--- Input for this task Enclosed Below ---

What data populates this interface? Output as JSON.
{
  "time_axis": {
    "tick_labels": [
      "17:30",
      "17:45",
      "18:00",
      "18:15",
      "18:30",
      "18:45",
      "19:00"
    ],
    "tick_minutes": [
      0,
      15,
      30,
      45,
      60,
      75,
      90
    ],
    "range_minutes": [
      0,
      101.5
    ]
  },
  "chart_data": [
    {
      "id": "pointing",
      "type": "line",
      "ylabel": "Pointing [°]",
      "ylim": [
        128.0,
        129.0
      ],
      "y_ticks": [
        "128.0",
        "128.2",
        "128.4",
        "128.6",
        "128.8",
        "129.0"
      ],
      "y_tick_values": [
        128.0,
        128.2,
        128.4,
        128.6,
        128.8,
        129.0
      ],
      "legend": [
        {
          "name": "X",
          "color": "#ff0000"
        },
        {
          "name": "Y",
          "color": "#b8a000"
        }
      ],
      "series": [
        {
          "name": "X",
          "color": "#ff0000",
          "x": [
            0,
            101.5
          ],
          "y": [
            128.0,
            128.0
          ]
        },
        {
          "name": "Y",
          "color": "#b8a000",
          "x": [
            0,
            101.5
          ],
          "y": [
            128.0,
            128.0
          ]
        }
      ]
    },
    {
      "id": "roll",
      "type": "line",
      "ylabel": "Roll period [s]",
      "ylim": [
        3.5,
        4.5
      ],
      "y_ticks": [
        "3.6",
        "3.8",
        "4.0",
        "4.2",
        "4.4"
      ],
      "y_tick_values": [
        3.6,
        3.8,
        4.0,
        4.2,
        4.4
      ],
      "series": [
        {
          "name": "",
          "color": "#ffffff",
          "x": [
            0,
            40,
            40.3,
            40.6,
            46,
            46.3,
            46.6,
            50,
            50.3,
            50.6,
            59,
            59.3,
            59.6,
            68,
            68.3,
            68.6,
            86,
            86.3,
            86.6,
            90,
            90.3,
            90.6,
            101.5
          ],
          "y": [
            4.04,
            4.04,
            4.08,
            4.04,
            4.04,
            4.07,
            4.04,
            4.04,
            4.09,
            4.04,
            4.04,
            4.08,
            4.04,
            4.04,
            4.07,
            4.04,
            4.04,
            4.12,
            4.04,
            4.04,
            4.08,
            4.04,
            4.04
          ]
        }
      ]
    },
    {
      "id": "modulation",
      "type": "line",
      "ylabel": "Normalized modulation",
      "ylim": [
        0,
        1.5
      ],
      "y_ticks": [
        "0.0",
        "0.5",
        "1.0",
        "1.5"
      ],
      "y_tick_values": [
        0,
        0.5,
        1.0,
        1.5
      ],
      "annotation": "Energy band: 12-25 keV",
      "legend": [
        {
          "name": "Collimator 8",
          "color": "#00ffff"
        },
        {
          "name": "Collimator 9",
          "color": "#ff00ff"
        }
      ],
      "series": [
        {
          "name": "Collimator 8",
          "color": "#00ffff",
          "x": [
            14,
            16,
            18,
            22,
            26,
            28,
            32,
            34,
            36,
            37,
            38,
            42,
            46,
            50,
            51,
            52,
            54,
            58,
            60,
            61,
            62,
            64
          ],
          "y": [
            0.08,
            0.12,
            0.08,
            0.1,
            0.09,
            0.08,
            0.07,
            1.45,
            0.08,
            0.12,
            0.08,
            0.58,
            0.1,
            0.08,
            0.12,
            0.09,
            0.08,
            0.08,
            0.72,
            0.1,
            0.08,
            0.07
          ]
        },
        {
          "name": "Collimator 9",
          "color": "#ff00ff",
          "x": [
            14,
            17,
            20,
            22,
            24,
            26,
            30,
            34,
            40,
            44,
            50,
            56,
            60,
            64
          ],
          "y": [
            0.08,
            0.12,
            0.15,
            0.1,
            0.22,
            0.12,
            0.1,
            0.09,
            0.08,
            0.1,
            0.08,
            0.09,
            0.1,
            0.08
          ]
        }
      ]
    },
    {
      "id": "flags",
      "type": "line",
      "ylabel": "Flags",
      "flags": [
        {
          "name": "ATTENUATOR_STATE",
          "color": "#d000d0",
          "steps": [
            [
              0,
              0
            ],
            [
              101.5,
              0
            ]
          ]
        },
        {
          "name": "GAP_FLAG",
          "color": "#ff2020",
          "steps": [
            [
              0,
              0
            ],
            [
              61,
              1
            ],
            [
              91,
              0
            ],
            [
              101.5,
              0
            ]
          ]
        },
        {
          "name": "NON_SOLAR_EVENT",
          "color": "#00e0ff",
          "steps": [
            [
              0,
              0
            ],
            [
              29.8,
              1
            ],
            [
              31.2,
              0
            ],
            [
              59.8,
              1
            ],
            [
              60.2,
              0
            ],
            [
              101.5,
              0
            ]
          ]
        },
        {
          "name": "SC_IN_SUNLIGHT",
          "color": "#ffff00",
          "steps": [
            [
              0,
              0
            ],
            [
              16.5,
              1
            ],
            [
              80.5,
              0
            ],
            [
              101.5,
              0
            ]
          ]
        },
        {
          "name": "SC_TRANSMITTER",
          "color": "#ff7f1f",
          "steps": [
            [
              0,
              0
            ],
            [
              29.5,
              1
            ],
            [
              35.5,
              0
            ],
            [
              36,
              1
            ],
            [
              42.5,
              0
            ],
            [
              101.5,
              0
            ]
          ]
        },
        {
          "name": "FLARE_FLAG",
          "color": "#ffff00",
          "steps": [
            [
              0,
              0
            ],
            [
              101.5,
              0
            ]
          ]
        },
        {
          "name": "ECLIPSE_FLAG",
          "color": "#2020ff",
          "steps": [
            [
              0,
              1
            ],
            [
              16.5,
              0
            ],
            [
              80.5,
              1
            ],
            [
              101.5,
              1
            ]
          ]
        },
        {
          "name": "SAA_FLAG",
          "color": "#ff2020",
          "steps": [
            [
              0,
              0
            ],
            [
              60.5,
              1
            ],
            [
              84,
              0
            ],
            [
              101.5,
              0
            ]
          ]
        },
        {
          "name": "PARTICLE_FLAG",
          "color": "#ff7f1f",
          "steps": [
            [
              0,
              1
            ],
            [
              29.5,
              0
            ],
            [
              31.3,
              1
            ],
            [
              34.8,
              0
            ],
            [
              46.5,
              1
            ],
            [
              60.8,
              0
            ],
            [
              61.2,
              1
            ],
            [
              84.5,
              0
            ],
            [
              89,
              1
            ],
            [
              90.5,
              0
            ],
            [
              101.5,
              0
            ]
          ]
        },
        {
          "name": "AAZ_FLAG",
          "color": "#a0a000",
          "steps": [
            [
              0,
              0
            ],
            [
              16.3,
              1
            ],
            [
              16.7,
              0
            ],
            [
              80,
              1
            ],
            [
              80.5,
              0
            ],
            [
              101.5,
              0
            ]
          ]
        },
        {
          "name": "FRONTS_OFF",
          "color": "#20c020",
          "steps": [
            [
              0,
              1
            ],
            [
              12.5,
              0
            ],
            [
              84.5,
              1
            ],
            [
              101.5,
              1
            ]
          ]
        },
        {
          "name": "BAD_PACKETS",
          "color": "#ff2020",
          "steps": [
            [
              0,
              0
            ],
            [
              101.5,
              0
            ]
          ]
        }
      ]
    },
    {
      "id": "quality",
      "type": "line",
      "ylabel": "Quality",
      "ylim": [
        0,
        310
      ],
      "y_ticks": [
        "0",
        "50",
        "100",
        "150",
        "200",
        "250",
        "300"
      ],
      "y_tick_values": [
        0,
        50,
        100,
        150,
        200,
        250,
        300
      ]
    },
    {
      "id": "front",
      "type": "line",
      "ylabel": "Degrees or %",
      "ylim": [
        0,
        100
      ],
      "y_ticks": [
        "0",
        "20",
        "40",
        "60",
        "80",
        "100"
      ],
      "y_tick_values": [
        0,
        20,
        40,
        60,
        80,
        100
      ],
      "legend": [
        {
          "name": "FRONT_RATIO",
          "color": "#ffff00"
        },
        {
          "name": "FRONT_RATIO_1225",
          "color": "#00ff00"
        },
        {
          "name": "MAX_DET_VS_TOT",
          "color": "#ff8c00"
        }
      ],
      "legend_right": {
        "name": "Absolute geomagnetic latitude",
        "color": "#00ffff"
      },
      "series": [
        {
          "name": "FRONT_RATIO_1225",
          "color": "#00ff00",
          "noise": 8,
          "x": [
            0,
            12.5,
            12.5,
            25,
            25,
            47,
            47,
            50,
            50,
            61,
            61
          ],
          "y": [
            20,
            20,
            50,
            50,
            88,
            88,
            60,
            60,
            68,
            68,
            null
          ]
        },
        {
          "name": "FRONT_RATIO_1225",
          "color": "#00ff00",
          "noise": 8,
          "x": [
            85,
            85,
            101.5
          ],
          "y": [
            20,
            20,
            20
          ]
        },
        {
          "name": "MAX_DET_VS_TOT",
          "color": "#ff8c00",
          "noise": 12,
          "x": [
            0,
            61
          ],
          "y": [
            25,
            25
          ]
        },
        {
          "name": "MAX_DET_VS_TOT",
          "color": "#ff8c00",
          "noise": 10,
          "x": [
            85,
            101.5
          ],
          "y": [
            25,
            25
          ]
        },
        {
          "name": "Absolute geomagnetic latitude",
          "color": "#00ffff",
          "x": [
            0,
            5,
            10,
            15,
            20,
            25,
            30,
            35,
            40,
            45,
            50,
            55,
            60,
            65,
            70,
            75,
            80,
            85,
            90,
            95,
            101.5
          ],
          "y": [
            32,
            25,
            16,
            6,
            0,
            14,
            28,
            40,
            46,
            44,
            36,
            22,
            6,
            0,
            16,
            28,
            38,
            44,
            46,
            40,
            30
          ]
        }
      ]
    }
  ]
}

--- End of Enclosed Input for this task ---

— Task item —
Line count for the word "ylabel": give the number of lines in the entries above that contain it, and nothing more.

— Exercise answer —
6